Dataset records below:

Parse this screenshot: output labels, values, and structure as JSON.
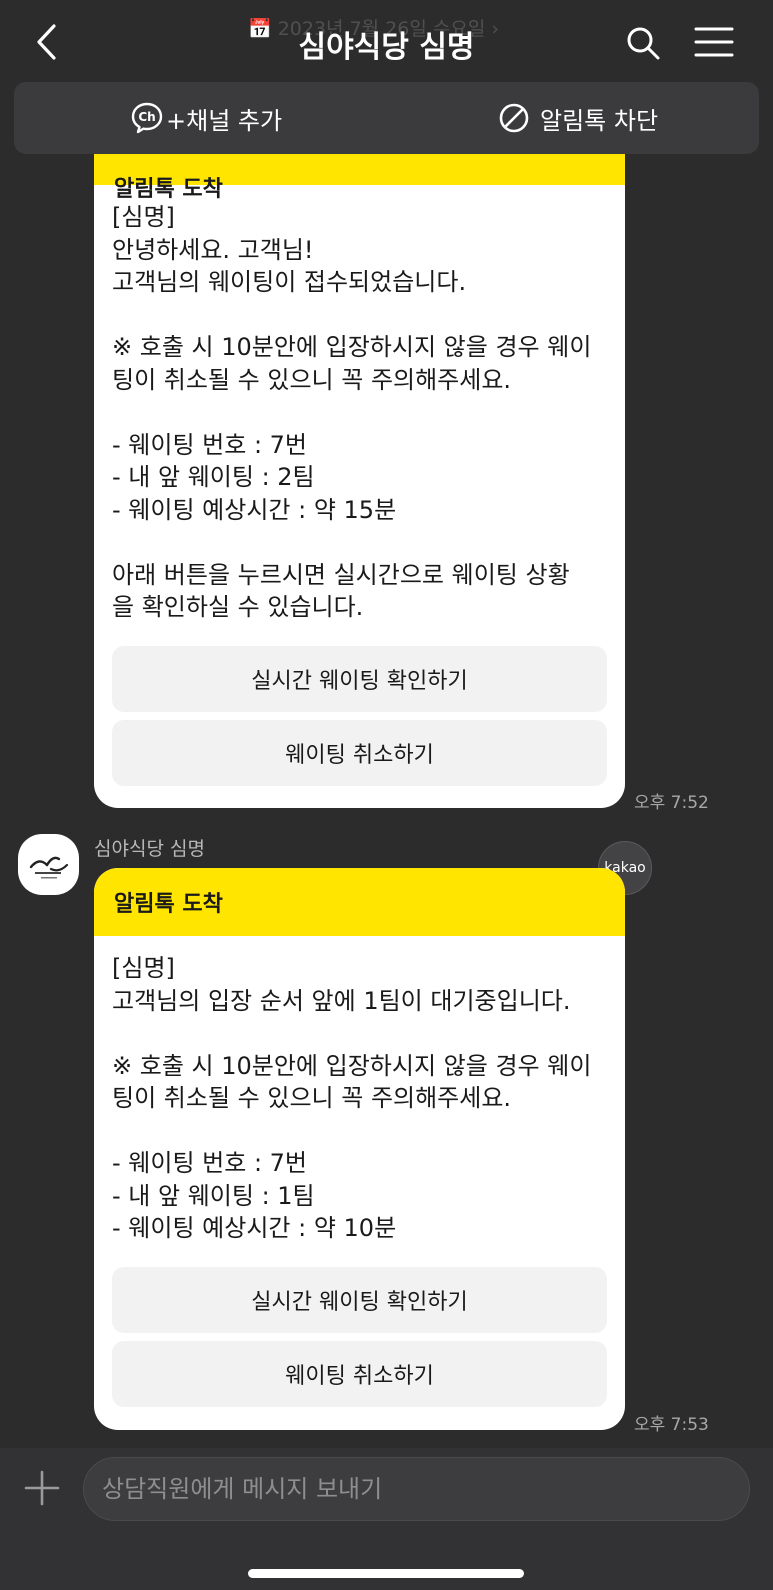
{
  "header": {
    "date_ghost": "📅 2023년 7월 26일 수요일 ›",
    "title": "심야식당 심명",
    "back_icon": "chevron-left-icon",
    "search_icon": "search-icon",
    "menu_icon": "hamburger-menu-icon"
  },
  "channel_bar": {
    "add_label": "+채널 추가",
    "block_label": "알림톡 차단"
  },
  "messages": [
    {
      "header": "알림톡 도착",
      "lines": [
        "[심명]",
        "안녕하세요. 고객님!",
        "고객님의 웨이팅이 접수되었습니다.",
        "",
        "※ 호출 시 10분안에 입장하시지 않을 경우 웨이",
        "팅이 취소될 수 있으니 꼭 주의해주세요.",
        "",
        "- 웨이팅 번호 : 7번",
        "- 내 앞 웨이팅 : 2팀",
        "- 웨이팅 예상시간 : 약 15분",
        "",
        "아래 버튼을 누르시면 실시간으로 웨이팅 상황",
        "을 확인하실 수 있습니다."
      ],
      "button1": "실시간 웨이팅 확인하기",
      "button2": "웨이팅 취소하기",
      "time": "오후 7:52"
    },
    {
      "sender": "심야식당 심명",
      "badge": "kakao",
      "header": "알림톡 도착",
      "lines": [
        "[심명]",
        "고객님의 입장 순서 앞에 1팀이 대기중입니다.",
        "",
        "※ 호출 시 10분안에 입장하시지 않을 경우 웨이",
        "팅이 취소될 수 있으니 꼭 주의해주세요.",
        "",
        "- 웨이팅 번호 : 7번",
        "- 내 앞 웨이팅 : 1팀",
        "- 웨이팅 예상시간 : 약 10분"
      ],
      "button1": "실시간 웨이팅 확인하기",
      "button2": "웨이팅 취소하기",
      "time": "오후 7:53"
    }
  ],
  "avatar_logo_text": "심명",
  "input": {
    "placeholder": "상담직원에게 메시지 보내기"
  }
}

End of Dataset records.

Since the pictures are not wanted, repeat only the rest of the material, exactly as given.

_Answer to this task_.
Parse this screenshot: output labels, values, and structure as JSON.
{
  "header": {
    "date_ghost": "📅 2023년 7월 26일 수요일 ›",
    "title": "심야식당 심명",
    "back_icon": "chevron-left-icon",
    "search_icon": "search-icon",
    "menu_icon": "hamburger-menu-icon"
  },
  "channel_bar": {
    "add_label": "+채널 추가",
    "block_label": "알림톡 차단"
  },
  "messages": [
    {
      "header": "알림톡 도착",
      "lines": [
        "[심명]",
        "안녕하세요. 고객님!",
        "고객님의 웨이팅이 접수되었습니다.",
        "",
        "※ 호출 시 10분안에 입장하시지 않을 경우 웨이",
        "팅이 취소될 수 있으니 꼭 주의해주세요.",
        "",
        "- 웨이팅 번호 : 7번",
        "- 내 앞 웨이팅 : 2팀",
        "- 웨이팅 예상시간 : 약 15분",
        "",
        "아래 버튼을 누르시면 실시간으로 웨이팅 상황",
        "을 확인하실 수 있습니다."
      ],
      "button1": "실시간 웨이팅 확인하기",
      "button2": "웨이팅 취소하기",
      "time": "오후 7:52"
    },
    {
      "sender": "심야식당 심명",
      "badge": "kakao",
      "header": "알림톡 도착",
      "lines": [
        "[심명]",
        "고객님의 입장 순서 앞에 1팀이 대기중입니다.",
        "",
        "※ 호출 시 10분안에 입장하시지 않을 경우 웨이",
        "팅이 취소될 수 있으니 꼭 주의해주세요.",
        "",
        "- 웨이팅 번호 : 7번",
        "- 내 앞 웨이팅 : 1팀",
        "- 웨이팅 예상시간 : 약 10분"
      ],
      "button1": "실시간 웨이팅 확인하기",
      "button2": "웨이팅 취소하기",
      "time": "오후 7:53"
    }
  ],
  "avatar_logo_text": "심명",
  "input": {
    "placeholder": "상담직원에게 메시지 보내기"
  }
}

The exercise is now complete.